Ran into that once with a client with a low end DSL connection in one of their remote offices. The additional latency caused multiple sync retries and the firewall which was set up for an adaptive (i.e. heuristic) response interpreted the constant multiple sync responses as a potential attack and shut off the port for 30 minutes thereby killing the sync. Half hour later the port would be reenabled and maybe sync would (or wouldn't) work for awhile until it started jackhammering repeat replies.
If it were a static firewall rule it wouldn't work at all - so the fact it worked and then stopped is a good indication that it's something other than a static rule at work.
I do know some ISP's get a little pissy if you're hitting their routers a little too frequently and rapidly. So they may also be throttling something or blocking a port.
In an attempt to cut down on junk mailers, one of the big providers in my area now insists on you only using their outbound SMTP servers. I first found out about that policy change when I got a dozen calls one morning from clients who suddenly could receive but not send any mail. Turns out the announcement was buried in the middle of an e-mail the ISP sent. You know. One of those marketing e-mails nobody ever reads?
The good part was that you could get a "waiver" of that requirement from this ISP. But you needed to call them and provide a justification for why you needed to do that first.

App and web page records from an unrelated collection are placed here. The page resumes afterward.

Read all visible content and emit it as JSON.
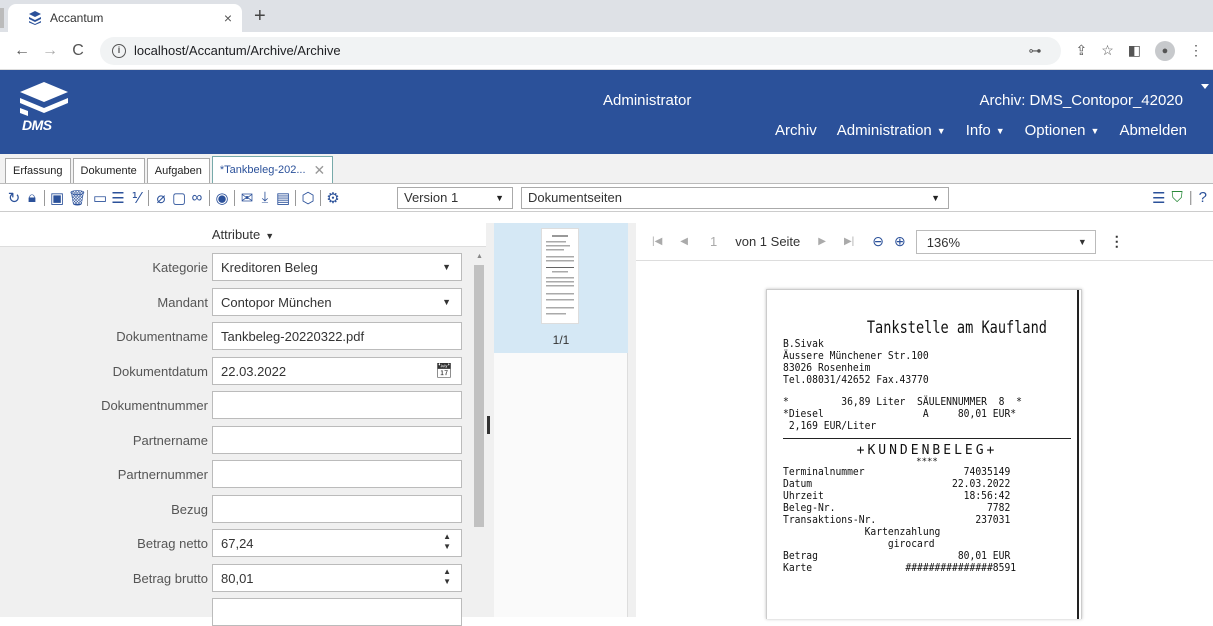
{
  "browser": {
    "tab_title": "Accantum",
    "tab_close": "×",
    "new_tab": "+",
    "url": "localhost/Accantum/Archive/Archive",
    "back": "←",
    "forward": "→",
    "reload": "C"
  },
  "header": {
    "logo_text": "DMS",
    "role": "Administrator",
    "archive": "Archiv: DMS_Contopor_42020",
    "nav": [
      {
        "label": "Archiv",
        "caret": false
      },
      {
        "label": "Administration",
        "caret": true
      },
      {
        "label": "Info",
        "caret": true
      },
      {
        "label": "Optionen",
        "caret": true
      },
      {
        "label": "Abmelden",
        "caret": false
      }
    ]
  },
  "app_tabs": [
    "Erfassung",
    "Dokumente",
    "Aufgaben",
    "*Tankbeleg-202..."
  ],
  "toolbar": {
    "version": "Version 1",
    "pages_select": "Dokumentseiten"
  },
  "attributes": {
    "header": "Attribute",
    "fields": [
      {
        "label": "Kategorie",
        "value": "Kreditoren Beleg",
        "kind": "select"
      },
      {
        "label": "Mandant",
        "value": "Contopor München",
        "kind": "select"
      },
      {
        "label": "Dokumentname",
        "value": "Tankbeleg-20220322.pdf",
        "kind": "text"
      },
      {
        "label": "Dokumentdatum",
        "value": "22.03.2022",
        "kind": "date"
      },
      {
        "label": "Dokumentnummer",
        "value": "",
        "kind": "text"
      },
      {
        "label": "Partnername",
        "value": "",
        "kind": "text"
      },
      {
        "label": "Partnernummer",
        "value": "",
        "kind": "text"
      },
      {
        "label": "Bezug",
        "value": "",
        "kind": "text"
      },
      {
        "label": "Betrag netto",
        "value": "67,24",
        "kind": "number"
      },
      {
        "label": "Betrag brutto",
        "value": "80,01",
        "kind": "number"
      }
    ]
  },
  "thumbnails": {
    "page_label": "1/1"
  },
  "viewer": {
    "page_number": "1",
    "page_of": "von 1 Seite",
    "zoom": "136%"
  },
  "receipt": {
    "title": "Tankstelle am Kaufland",
    "lines_top": [
      "B.Sivak",
      "Äussere Münchener Str.100",
      "83026 Rosenheim",
      "Tel.08031/42652 Fax.43770"
    ],
    "lines_fuel": [
      "*         36,89 Liter  SÄULENNUMMER  8  *",
      "*Diesel                 A     80,01 EUR*",
      " 2,169 EUR/Liter"
    ],
    "kundenbeleg": "+KUNDENBELEG+",
    "stars": "****",
    "lines_tx": [
      "Terminalnummer                 74035149",
      "Datum                        22.03.2022",
      "Uhrzeit                        18:56:42",
      "Beleg-Nr.                          7782",
      "Transaktions-Nr.                 237031",
      "              Kartenzahlung",
      "                  girocard",
      "Betrag                        80,01 EUR",
      "Karte                ###############8591"
    ]
  }
}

Interfacing with your employer's e-mail system was usually deemed sufficient reason.
You could try calling the ISP to see if it might be on their end.